Rule-Keeping 101

Rules

From my 2009 Journal. I’ve been reading Romans 14 and thinking about biblical rules. Old Testament rules included “Don’t murder.” but Jesus said it’s what’s in your heart that is most important. Is “Don’t hate” a New Testament rule? I suppose you could say that, but rules generally govern actions, not attitudes. For example, I may be imprisoned for murder but not for hating someone in my heart. But if you take care of the attitude (hatred) in your heart, you’ll have no temptation to do the action (murder).

In context, Romans 14 seems to be referring to religious activity: observances of meat offered to idols and special observances of days. I have freedom, the Apostle Paul says, to eat meat or not eat meat, to observe a day “unto the Lord” or not. It’s not just the action that pleases God, but the attitude of the heart. Am I doing it out of obedience to my conscience or out of disobedience? Am I doing it with a grateful heart? If I do the religious activity but am not thankful, what good is it? Verse 14 says food offered to idols in and of itself is not unclean. But if in your heart you believe it’s unclean, then to you it is. Don’t do it!

When I see someone’s action, I may or may not know their heart or their motive, but I confess I have been found guilty of unfairly judging them. It’s long past time for me to quit the Old Testament rule-keeping and be grateful for God’s grace and freedom to live according to the only two rules I find in the New Testament: love God and love each other.

Bottom line: examine your own heart, and don’t judge another believer’s religious activities. Can I hear an “amen”?

But It’s Against the Rules!

 

RefereeThis may be a hot topic for some, but I’m not afraid to admit that I’ve changed my views on this subject over time.

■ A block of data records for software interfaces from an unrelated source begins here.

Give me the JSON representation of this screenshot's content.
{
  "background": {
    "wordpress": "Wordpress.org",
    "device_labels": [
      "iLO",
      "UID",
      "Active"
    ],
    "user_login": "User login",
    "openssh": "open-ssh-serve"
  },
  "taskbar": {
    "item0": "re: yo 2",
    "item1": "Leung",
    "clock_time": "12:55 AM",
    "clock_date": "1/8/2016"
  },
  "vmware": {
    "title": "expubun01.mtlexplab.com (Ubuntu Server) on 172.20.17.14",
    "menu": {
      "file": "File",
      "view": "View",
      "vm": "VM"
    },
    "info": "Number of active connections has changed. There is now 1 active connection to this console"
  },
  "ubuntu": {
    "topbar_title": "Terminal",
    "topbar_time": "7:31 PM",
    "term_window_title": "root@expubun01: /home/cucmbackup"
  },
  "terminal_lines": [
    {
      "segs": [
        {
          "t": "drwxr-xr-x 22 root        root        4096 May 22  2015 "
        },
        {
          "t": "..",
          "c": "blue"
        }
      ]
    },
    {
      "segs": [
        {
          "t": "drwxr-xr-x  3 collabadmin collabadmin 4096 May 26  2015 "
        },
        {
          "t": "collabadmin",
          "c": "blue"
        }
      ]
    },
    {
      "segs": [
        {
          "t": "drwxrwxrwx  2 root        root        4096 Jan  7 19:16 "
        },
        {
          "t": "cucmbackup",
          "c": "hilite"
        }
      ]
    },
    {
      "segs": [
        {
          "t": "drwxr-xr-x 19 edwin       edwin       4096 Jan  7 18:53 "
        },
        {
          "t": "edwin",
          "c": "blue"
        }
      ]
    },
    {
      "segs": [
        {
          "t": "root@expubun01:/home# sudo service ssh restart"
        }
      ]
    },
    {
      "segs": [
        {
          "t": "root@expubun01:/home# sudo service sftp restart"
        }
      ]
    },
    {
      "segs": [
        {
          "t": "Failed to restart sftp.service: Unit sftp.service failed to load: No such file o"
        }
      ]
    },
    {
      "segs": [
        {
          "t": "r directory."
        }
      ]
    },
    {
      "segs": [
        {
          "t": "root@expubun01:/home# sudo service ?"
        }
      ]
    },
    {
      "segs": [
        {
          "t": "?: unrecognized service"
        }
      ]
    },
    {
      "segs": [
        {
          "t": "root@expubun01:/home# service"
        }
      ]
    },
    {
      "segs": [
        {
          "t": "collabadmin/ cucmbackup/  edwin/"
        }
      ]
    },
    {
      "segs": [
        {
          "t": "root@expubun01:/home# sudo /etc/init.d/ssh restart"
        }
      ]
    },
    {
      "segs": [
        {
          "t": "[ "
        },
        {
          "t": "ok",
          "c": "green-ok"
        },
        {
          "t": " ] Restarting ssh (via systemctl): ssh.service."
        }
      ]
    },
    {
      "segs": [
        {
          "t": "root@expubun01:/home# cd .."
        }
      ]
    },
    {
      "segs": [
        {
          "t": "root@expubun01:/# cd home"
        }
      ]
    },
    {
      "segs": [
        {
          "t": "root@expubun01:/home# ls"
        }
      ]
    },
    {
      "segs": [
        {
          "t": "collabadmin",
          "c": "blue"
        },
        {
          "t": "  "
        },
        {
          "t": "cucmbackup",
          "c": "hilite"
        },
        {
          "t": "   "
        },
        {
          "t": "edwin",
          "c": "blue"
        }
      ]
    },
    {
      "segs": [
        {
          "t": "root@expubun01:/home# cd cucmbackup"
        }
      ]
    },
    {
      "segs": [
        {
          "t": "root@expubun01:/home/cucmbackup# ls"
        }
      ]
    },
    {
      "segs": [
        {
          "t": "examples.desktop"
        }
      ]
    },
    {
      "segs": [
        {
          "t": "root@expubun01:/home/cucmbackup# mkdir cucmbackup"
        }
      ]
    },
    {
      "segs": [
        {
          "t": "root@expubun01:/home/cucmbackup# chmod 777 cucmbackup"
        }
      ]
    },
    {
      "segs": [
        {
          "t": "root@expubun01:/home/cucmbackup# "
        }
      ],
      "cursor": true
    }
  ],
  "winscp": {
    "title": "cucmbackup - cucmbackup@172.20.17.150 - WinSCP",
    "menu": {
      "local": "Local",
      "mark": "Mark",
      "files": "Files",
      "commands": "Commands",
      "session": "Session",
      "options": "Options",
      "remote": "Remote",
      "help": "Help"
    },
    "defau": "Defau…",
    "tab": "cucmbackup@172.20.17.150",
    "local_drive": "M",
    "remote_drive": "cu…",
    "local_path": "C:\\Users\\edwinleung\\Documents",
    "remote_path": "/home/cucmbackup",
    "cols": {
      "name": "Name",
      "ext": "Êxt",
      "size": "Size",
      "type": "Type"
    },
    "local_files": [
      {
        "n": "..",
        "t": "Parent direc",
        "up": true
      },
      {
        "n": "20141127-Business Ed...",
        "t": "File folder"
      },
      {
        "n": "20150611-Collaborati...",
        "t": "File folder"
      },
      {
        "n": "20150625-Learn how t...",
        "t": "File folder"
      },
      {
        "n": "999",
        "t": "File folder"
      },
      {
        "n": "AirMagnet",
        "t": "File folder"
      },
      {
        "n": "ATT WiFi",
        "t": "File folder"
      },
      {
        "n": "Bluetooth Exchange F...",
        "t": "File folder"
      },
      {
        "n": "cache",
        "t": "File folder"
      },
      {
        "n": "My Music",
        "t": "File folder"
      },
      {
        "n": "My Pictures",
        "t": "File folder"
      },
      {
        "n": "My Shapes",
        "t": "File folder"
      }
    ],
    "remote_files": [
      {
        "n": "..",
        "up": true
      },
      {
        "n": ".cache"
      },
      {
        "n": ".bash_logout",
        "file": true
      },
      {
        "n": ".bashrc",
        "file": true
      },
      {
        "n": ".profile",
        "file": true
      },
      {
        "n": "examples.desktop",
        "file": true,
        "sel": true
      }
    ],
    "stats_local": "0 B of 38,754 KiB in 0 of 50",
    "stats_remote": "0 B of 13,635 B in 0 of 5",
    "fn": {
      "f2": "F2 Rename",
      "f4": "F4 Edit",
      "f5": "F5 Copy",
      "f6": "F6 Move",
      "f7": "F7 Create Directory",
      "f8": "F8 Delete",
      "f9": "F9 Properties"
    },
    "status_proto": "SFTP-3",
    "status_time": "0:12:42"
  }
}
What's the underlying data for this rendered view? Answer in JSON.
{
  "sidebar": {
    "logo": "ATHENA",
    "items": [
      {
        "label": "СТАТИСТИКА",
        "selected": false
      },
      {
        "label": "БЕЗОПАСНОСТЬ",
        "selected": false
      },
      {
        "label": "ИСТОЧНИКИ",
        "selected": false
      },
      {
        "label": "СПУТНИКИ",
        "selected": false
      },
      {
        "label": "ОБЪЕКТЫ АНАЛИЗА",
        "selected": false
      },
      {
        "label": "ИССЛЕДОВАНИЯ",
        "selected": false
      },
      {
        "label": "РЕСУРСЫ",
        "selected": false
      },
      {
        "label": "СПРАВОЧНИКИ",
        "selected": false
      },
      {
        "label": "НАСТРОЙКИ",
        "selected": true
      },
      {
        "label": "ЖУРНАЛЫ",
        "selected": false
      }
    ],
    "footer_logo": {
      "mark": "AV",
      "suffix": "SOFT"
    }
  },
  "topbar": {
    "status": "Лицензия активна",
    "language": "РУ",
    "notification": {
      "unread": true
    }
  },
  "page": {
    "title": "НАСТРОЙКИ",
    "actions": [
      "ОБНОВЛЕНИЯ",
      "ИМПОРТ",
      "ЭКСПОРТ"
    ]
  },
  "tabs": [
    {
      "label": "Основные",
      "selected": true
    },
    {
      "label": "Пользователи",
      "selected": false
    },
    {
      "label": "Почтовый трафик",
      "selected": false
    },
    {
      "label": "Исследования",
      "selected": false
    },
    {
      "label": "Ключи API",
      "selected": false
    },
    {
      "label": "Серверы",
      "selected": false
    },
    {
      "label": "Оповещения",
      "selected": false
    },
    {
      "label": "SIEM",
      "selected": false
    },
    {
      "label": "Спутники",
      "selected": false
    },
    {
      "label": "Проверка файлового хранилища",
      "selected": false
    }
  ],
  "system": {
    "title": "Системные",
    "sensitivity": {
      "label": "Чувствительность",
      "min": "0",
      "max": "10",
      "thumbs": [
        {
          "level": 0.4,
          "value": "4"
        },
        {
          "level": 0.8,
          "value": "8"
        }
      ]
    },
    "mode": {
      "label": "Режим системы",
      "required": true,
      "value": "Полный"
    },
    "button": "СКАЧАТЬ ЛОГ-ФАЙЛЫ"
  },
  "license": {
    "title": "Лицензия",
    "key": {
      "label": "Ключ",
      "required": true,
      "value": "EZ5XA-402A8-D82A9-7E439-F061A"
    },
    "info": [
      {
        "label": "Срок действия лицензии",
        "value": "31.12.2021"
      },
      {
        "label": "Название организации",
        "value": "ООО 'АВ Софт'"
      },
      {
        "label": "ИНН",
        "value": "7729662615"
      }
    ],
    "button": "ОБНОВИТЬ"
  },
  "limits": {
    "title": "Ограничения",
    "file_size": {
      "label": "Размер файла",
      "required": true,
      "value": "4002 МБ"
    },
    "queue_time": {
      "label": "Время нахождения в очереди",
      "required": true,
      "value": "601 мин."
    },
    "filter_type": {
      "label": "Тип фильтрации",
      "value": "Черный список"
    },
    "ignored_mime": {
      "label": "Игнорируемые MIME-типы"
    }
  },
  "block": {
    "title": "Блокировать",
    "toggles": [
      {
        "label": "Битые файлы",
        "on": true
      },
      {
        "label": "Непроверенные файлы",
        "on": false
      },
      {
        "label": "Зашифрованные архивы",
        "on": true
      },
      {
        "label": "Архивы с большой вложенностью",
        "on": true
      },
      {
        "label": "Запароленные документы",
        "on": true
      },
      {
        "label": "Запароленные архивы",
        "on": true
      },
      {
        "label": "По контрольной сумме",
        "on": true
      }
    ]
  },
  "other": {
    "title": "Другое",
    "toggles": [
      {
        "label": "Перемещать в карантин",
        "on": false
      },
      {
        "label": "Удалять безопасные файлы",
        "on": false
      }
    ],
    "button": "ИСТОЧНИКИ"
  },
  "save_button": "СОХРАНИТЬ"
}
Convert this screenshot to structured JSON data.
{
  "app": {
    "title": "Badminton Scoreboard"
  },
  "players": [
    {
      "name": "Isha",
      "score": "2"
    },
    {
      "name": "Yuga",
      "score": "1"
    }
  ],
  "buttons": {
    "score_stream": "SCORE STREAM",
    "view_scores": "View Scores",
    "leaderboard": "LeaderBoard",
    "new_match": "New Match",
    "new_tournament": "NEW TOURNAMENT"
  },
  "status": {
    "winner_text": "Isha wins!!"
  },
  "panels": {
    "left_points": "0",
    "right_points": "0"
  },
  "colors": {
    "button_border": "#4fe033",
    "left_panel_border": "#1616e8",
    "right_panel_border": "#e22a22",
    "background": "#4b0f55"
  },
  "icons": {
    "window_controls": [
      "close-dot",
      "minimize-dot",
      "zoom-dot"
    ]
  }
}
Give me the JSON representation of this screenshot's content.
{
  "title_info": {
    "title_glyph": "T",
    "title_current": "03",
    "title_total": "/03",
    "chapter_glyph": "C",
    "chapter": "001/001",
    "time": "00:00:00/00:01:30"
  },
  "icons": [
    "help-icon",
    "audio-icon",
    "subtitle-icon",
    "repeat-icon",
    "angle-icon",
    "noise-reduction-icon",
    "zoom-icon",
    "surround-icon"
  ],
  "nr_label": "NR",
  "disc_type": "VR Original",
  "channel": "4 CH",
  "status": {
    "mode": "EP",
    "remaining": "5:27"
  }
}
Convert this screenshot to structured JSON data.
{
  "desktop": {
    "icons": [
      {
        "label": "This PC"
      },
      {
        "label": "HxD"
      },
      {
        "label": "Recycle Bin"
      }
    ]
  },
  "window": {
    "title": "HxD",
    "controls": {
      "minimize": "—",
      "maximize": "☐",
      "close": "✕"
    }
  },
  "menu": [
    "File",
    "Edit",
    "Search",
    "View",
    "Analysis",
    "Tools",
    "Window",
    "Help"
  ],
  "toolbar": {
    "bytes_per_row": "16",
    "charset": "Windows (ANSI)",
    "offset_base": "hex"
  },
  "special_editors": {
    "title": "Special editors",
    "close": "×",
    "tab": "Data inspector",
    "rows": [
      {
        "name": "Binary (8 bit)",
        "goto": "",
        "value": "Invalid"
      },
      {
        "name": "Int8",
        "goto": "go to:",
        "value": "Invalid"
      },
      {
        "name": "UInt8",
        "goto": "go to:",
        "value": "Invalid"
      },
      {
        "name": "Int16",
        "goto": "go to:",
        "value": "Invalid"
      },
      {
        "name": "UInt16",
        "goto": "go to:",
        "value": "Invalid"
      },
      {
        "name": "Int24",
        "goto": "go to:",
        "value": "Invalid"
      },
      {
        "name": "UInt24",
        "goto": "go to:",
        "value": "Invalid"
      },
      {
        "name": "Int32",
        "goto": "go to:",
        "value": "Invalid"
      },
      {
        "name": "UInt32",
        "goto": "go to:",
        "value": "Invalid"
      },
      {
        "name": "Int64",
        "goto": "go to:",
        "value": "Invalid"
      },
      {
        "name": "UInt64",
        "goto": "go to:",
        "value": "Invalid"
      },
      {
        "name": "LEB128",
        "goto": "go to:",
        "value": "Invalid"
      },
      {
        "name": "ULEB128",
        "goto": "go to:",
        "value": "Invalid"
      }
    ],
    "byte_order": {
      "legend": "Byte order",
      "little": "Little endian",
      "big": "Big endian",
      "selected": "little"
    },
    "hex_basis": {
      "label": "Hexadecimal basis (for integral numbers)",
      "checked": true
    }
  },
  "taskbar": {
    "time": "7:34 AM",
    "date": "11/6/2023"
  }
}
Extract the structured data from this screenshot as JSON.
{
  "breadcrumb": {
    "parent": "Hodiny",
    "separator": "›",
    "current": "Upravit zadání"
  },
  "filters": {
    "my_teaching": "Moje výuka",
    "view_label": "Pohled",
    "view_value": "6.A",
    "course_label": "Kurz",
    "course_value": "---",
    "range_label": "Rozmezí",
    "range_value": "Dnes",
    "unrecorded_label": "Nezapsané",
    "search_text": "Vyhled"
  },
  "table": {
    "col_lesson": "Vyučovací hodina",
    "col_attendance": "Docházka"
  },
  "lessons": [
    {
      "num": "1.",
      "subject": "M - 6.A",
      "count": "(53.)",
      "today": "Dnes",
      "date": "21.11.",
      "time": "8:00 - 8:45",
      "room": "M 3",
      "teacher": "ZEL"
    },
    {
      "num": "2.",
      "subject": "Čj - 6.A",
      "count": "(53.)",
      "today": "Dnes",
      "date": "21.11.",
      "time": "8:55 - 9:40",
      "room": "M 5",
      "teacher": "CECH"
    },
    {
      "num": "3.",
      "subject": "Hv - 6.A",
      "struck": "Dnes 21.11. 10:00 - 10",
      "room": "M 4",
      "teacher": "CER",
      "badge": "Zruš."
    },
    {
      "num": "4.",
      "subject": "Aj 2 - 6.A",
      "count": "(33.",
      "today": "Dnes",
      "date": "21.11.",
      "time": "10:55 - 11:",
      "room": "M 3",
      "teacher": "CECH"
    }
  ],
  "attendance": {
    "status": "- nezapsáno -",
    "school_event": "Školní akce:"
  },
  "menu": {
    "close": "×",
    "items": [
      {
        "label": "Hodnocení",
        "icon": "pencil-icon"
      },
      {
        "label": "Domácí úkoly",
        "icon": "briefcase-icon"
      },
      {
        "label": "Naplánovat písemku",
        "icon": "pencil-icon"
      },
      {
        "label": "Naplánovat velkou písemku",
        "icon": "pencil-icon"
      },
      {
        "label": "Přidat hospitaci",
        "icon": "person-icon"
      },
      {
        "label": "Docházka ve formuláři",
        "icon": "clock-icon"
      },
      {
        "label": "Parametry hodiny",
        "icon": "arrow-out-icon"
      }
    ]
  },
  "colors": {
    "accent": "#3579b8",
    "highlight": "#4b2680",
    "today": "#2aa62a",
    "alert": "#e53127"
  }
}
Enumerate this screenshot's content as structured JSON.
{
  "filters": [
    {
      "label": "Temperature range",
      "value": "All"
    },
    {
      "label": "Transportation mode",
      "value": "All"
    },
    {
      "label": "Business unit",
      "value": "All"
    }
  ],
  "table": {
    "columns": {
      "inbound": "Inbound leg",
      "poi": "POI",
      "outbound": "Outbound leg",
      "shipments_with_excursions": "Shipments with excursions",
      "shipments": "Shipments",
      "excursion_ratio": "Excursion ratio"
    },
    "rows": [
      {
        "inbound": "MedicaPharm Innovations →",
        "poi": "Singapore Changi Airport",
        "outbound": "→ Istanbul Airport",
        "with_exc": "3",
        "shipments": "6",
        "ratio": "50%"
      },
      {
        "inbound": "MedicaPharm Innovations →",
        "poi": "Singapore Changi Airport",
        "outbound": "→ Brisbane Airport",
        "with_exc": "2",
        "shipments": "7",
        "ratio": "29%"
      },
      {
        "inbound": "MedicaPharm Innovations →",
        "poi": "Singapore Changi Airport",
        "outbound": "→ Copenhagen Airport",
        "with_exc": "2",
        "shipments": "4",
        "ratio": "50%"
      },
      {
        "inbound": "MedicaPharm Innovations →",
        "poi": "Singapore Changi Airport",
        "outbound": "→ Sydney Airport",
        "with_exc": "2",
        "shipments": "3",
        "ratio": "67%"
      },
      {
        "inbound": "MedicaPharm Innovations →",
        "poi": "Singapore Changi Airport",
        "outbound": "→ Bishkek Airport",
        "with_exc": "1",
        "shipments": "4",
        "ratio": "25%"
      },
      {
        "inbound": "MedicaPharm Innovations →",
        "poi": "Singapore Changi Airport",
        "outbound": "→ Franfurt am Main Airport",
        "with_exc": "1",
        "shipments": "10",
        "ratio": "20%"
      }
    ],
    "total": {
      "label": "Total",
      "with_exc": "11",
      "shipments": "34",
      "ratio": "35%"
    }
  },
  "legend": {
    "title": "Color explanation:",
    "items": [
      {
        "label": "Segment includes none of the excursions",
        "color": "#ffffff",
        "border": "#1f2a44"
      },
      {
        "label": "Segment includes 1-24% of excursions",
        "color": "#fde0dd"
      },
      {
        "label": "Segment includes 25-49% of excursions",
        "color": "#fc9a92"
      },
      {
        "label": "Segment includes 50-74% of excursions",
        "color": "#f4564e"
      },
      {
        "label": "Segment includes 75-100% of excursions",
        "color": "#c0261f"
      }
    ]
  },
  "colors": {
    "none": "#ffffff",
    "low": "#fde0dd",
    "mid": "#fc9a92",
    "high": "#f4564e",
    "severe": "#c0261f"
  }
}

I’ve moved from dogmatically opposed to cautious acceptance to taking my hand off the lid of the box and letting God be God. I’ve come to realize that some rules are guidelines, not always absolutes.

  • The posted minimum speed limit on the freeway is 40.
    But in fog or heavy snow, it would be foolish to try to maintain that speed.
  • The rule stated that only priests were allowed to eat the holy showbread.
    When there was no other food available, King David ate some of the consecrated bread and was not condemned for his action.
  • The fourth commandment says to keep the Sabbath day holy.
    Jesus healed the sick and “harvested” grain on the Sabbath.
  • The norm was for male judges to rule over Israel.
    One of the 12 judges in the Bible was Deborah.

The norm is for male pastors to provide church leadership. Can there be exceptions without violating Paul’s instructions to Timothy?

What do you think?